This unflattering ranking results from a myriad of factors: the withdrawal of Western investors after the 2008 crisis, concentration of oligarchic media ownership, media market revenues dependent on state funding, as well as poor implementation of media ownership transparency laws.
Among the countries surveyed, Bulgaria has consistently had the worst World Press Freedom Index ranking since 2018. In such conditions, malign foreign influence can flourish. Pro-Kremlin influence is mostly indirect and can be traced to the editorial content of several Bulgarian media companies, whose owners have developed strong business and political ties with Russia. A couple of major newspapers (e.g., Standart), smaller TV networks (Channel 3 and BSTV), and two newspapers published by political parties (Duma, published by the (BSP) and the paper of nationalist party Ataka) have taken strong pro-Kremlin stances.

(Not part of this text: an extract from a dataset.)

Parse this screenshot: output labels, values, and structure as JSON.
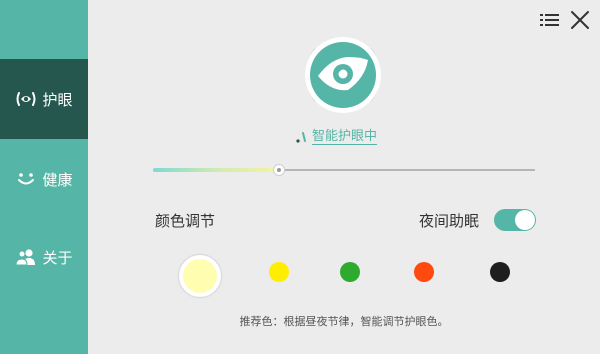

Moreover, the Bulgarian government’s support for large-scale Russian projects has also pressured mainstream Bulgarian media into pro-Kremlin coverage. Russian cable TV channels are also popular with the Bulgarian public.
Beijing’s influence is also becoming more evident. China Today, a recent addition to the newspaper market, focuses entirely on Chinese domestic and foreign policy developments1. For example, one of the largest Bulgarian dailies, 24 chasa, maintains a China-dedicated column financed by Radio China International.
Important actors from Bulgaria’s civil society have been vocal in addressing the relevant issues linked to foreign influence and declining democracy2. Yet they have also faced attacks based on the regionally-popular demonization of liberal values and the civil society sector.
The Kremlin’s influence on Bulgaria’s civil society has been described as significant or decisive by 9 of 18 experts.In the dominant anti-liberal rhetoric, Russia is often presented as bearing the flag of traditional Orthodox values, and as the alternative to Western ideas supported by the liberal-minded civil society. Russian foreign policy has been efficient in using religious and cultural identity to exert soft power in Bulgaria, with the Russian Orthodox Church being among the Kremlin’s most effective propaganda tools in Bulgaria3.
The Bulgarian academic space has been deteriorating in the last six years according to the Academic Freedom Index, notably based on its dependence on government financing and underfunding in comparison to its CEE peers.
Confucius Institutes have been established at Sofia University and in Veliko Tarnovo, with the former having special status as a Model for the Development of other Confucius Institutes since 2013.